Automotive News just ran a great section called Project XX: The Career Path for Women in its October 23 issue. Some of the information is downright shocking in regard to how some women are still treated in our industry.
If you are an old-style dealership that still underpays women, allows “good-natured” harassment (which you think is OK), or simply maintains a “good old boy” culture where women are secondary, you better stop it right now. It’s not OK.
Women in the automotive industry are great at everything men are great at. Ten years ago, I was writing articles urging car salesmen not to ignore the woman shopping for a car with her husband. It’s the very best way to lose a sale.
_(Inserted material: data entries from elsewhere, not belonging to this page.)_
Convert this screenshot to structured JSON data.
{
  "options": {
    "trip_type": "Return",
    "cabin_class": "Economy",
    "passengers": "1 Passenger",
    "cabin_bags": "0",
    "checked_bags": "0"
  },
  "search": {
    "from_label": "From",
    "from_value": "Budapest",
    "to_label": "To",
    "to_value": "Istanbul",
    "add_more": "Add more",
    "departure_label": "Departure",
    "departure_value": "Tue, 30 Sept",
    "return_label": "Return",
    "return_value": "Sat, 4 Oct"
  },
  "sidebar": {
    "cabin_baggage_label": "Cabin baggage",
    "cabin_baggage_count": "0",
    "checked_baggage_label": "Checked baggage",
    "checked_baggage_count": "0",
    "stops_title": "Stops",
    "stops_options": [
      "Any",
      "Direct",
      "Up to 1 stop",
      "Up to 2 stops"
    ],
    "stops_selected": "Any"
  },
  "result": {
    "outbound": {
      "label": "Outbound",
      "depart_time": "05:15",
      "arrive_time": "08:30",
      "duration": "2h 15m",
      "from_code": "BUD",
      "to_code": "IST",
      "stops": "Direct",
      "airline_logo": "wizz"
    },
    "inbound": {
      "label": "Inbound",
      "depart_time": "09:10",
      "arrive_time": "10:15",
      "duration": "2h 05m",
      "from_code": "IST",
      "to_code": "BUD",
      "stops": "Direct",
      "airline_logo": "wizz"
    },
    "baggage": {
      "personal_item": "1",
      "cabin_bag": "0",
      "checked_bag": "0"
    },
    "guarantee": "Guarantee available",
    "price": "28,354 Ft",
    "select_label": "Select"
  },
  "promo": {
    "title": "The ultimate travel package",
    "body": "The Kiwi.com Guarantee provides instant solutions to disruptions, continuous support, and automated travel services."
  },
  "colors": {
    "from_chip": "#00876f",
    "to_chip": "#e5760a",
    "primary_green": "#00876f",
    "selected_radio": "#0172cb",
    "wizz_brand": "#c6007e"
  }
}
Ten years later, it’s still a problem. If you own a car dealership, start hiring more women for every job, and pay them exactly what you pay men in the same job.
Save yourself some pain in the future, and do a culture check and a policy update at your dealership. Put aside any built-in assumptions you may have because you grew up in the sixties and seventies.
Heaven help the dealer who mistreats my daughter. You should be afraid of me, but you should really be afraid of her because I didn’t raise her to take any you-know-what from men, and all of her college friends are now lawyers.
Women in Automotive Conference: Palm Springs, CA, December 10–11
The third-annual Women In Automotive (WIA) Conference, co-sponsored by Dealer Marketing Magazine, is having its convention at the Omni Ranch Las Palmas December 10–11, right about the time you’re going to wish you were in Palm Springs.
The conference, founded by Christy Roman, president of automotive digital agency NowDigital, Inc.—and an accomplished bowler—has been growing since its first event in 2015.
From the WIA Conference description:
“The focus of the 2017 conference will be on educating and empowering women and men in the automotive community on thought leadership and trends that impact employment and sales growth. The Women in Automotive conference educational content fulfills a gap in the automotive community. The goal is to move the automotive industry forward as it relates to the most influential segment of the market: women.”
To find out more about the conference, to make reservations, and to sign up, visit the WIA website at WomenInAutomotive.com and click on “Conferences,” or call WIA at (407) 412-9988.